We are keen to make sure that families and carer’s known to The Lily Foundation are not missing out on benefits that they may be entitled to. The welfare benefits system is complex and constantly changing so we have provided links to websites with the most up to date information.
Disability Living Allowance (DLA)
Your child can claim disability living allowance (DLA) if he or she is under 16, disabled and needs extra help to look after themselves or has difficulty walking or getting around. There are two components to DLA: the care component and the mobility component. Your child can be paid one or both components, depending on their needs.
For more information: Disability Allowance
Tax credits give you financial help if you (or your partner) have dependent children and your income is low and/or you are in low-paid work of at least 16 hours a week.
For more information: Guide to tax credits

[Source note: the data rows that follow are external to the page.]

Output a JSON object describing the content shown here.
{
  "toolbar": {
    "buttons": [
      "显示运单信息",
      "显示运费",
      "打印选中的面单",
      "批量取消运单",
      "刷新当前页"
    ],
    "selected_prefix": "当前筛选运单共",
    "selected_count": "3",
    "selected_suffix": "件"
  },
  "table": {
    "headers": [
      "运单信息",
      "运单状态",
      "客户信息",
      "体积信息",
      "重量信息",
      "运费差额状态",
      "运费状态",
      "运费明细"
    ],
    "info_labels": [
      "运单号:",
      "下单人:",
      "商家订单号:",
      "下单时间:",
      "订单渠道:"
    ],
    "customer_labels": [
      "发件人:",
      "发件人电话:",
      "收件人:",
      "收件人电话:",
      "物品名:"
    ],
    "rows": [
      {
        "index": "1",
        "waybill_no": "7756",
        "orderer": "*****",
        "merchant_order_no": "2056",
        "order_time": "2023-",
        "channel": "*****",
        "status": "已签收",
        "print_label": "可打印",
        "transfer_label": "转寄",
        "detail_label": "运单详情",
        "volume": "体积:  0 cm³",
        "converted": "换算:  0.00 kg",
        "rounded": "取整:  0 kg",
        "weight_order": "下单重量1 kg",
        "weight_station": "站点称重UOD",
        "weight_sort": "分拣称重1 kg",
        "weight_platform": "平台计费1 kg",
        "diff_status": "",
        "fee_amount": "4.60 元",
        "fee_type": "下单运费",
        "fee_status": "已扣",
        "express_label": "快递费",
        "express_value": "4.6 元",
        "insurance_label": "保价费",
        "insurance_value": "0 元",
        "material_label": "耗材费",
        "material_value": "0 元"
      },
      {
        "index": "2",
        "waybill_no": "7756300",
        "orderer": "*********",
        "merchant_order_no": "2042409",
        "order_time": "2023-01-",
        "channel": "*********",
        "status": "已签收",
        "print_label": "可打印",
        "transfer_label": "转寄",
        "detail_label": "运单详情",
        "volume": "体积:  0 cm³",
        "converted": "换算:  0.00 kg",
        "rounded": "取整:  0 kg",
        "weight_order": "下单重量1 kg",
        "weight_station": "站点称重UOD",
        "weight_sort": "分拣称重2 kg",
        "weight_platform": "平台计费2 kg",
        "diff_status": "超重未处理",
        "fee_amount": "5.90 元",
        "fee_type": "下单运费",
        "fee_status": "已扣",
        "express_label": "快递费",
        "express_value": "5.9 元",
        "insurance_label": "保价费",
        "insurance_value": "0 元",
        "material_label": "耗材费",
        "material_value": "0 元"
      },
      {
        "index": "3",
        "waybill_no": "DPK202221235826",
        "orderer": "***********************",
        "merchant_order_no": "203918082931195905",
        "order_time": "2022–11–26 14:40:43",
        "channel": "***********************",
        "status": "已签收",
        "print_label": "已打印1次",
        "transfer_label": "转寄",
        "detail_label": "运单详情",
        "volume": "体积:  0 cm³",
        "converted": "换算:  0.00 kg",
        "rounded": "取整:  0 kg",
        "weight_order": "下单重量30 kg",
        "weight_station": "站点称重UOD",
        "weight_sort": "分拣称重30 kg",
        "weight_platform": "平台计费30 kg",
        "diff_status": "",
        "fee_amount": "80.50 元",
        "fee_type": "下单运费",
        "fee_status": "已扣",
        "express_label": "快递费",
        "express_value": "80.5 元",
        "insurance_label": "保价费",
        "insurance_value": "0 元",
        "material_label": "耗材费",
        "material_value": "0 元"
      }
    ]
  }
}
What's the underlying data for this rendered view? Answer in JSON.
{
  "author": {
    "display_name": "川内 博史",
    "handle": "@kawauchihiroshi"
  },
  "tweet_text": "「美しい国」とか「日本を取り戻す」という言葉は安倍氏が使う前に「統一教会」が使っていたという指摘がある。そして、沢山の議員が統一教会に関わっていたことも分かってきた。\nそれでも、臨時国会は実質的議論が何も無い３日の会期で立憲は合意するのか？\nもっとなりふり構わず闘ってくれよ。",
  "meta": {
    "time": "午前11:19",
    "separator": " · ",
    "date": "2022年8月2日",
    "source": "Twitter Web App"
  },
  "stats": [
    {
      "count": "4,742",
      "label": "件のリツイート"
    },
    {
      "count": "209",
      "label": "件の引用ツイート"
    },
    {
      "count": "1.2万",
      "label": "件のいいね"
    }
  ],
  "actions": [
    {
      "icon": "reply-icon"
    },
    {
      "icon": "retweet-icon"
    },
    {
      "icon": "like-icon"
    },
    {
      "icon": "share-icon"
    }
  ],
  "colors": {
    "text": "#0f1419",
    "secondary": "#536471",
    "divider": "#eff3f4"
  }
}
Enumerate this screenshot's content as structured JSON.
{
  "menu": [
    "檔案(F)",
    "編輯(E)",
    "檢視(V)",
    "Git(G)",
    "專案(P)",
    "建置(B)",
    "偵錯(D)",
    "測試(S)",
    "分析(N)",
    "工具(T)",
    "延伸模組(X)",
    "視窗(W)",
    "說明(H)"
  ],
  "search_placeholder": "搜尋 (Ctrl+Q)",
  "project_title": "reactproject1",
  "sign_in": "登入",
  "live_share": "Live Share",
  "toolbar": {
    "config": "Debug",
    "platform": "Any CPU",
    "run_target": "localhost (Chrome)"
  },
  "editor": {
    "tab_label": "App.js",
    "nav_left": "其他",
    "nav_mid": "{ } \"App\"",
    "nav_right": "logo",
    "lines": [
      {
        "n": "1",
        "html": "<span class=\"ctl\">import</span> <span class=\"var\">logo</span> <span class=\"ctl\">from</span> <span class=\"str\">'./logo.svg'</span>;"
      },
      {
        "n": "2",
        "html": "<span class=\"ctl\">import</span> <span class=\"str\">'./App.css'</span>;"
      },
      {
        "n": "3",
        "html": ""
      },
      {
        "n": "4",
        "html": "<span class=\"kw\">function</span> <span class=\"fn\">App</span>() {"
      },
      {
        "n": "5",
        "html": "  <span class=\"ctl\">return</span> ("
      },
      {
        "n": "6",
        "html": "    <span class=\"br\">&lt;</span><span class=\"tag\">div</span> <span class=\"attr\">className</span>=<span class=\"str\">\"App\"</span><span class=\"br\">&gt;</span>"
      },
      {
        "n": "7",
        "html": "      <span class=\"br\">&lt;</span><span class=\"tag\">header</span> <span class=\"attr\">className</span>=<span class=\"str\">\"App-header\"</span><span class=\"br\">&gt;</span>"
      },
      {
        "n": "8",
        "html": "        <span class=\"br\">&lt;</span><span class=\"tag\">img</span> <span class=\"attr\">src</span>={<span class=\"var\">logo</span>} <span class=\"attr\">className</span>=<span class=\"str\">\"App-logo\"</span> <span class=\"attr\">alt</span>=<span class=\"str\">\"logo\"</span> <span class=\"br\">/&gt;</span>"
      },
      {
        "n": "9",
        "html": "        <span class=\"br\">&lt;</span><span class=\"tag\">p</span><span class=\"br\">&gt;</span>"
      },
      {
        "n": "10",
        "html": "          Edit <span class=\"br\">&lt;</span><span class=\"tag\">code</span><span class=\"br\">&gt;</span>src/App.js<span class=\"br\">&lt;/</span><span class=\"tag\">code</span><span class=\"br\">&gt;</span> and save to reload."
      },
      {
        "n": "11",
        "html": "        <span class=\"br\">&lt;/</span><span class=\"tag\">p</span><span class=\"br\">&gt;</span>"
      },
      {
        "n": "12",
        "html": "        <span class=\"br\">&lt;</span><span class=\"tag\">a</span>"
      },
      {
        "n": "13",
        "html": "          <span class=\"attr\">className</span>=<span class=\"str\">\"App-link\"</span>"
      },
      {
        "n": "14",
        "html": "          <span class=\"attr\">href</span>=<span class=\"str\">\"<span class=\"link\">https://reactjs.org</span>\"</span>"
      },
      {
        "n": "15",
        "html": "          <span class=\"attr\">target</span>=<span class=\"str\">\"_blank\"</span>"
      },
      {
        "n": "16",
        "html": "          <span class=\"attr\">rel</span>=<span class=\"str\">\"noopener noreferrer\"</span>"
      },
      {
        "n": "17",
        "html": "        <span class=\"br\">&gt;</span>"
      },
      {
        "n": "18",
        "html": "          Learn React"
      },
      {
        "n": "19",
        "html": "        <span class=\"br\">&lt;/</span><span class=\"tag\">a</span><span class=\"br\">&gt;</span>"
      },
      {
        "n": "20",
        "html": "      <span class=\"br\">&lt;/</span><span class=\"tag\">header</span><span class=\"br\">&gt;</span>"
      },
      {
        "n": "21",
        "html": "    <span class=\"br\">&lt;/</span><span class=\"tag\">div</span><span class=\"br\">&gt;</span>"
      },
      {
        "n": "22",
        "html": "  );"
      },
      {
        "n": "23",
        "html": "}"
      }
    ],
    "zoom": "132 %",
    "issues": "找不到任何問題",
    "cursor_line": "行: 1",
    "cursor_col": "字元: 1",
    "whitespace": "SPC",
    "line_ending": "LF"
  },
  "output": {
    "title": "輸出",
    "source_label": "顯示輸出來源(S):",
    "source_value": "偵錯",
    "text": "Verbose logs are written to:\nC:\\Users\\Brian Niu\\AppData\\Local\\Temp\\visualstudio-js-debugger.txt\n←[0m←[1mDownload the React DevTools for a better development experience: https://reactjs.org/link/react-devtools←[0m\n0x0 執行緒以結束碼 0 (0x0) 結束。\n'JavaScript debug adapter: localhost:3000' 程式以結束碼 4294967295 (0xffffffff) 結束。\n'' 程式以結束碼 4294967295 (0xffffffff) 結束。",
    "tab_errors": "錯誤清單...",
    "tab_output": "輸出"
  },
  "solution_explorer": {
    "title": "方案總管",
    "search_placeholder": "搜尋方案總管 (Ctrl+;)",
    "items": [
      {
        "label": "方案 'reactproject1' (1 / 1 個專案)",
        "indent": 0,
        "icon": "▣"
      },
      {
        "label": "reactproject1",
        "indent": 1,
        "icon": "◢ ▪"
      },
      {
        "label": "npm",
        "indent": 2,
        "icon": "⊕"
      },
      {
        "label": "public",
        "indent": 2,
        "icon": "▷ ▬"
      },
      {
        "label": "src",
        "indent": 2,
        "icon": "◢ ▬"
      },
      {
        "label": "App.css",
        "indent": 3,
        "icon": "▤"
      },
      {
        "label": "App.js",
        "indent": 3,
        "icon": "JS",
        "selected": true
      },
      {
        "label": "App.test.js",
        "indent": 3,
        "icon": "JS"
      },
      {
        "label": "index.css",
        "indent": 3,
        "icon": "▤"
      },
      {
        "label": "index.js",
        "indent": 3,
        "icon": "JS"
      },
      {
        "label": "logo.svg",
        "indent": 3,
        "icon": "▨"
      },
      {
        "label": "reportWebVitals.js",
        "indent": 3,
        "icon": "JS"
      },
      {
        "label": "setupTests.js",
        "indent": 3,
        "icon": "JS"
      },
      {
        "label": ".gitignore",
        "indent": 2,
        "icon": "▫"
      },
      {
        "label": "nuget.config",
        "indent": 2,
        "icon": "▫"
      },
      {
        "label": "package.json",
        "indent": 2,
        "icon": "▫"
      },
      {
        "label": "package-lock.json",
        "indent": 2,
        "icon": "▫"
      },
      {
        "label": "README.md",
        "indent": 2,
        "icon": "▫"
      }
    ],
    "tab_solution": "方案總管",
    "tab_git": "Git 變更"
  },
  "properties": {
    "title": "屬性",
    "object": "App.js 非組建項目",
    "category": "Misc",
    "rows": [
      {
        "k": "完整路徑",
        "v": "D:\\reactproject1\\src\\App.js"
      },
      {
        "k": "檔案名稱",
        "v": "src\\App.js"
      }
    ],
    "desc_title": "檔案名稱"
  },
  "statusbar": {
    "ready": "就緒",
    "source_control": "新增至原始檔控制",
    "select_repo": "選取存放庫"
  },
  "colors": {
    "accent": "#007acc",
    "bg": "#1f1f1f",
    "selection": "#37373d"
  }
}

Carer's allowance is a benefit for people aged over 16 who regularly spend at least 35 hours a week caring for a disabled person. You don’t have to be related to that person or be living with them.
A young carer is someone aged 18 or under who helps look after a relative who has a condition, such as a disability.
For more information: Young carers rights
Council Tax Disabled Band Reduction Scheme
You may be eligible for the scheme if you live in a larger property than you would need if you or another occupant weren’t disabled. The property must be the main home of at least 1 disabled person. This can be an adult or a child - it doesn’t have to be the person responsible for paying the Council Tax.
Educational Health and Care Plan (EHCP)
An Education, Health and Care (EHC) plan is for children and young people aged up to 25 who need more support than is normally provided in mainstream education. The EHCP is drawn up by the local authority after an assessment.
For more information: EHC Plans
Between the ages of 16 and 18, children with long-term health conditions will begin a ‘transition’ from child health and social care services to adult services. Planning for this transition should begin when the child is 13 or 14 years old (Year 9 at school).
For more information: Transition planning
In certain situations, respite (temporary) care may be provided by your local authority. Your local authority or local carer’s centre can give you information about local support.
For more information: Respite care
Children’s hospice care helps and supports children, young people and their families from the time of diagnosis. Hospice care is free for everyone and is often provided by charitable hospices.
Help with Travel Costs for Hospital Visits
If you are referred to hospital by your doctor, you may be able to claim a refund of reasonable travel costs under the Healthcare Travel Costs Scheme (HTCS).
For more information: Travel costs
Riding for the Disabled Association (RDA)
RDA uses horses to deliver therapy, achievement and fun to children and adults with disabilities. There are nearly 500 Groups across the UK offering a wide range of different activities.
For more information: RDA
Disability and Swimming Lessons
All children should have the opportunity to learn to swim. Different pools have different policies and so it is recommended that you contact your local pool before booking lessons.
For more information: Swimming lessons
We also have close links with the Welfare Benefits Adviser at the specialist Mitochondrial Disease clinic in Newcastle, so if you have any additional questions, please contact [email protected] for more information.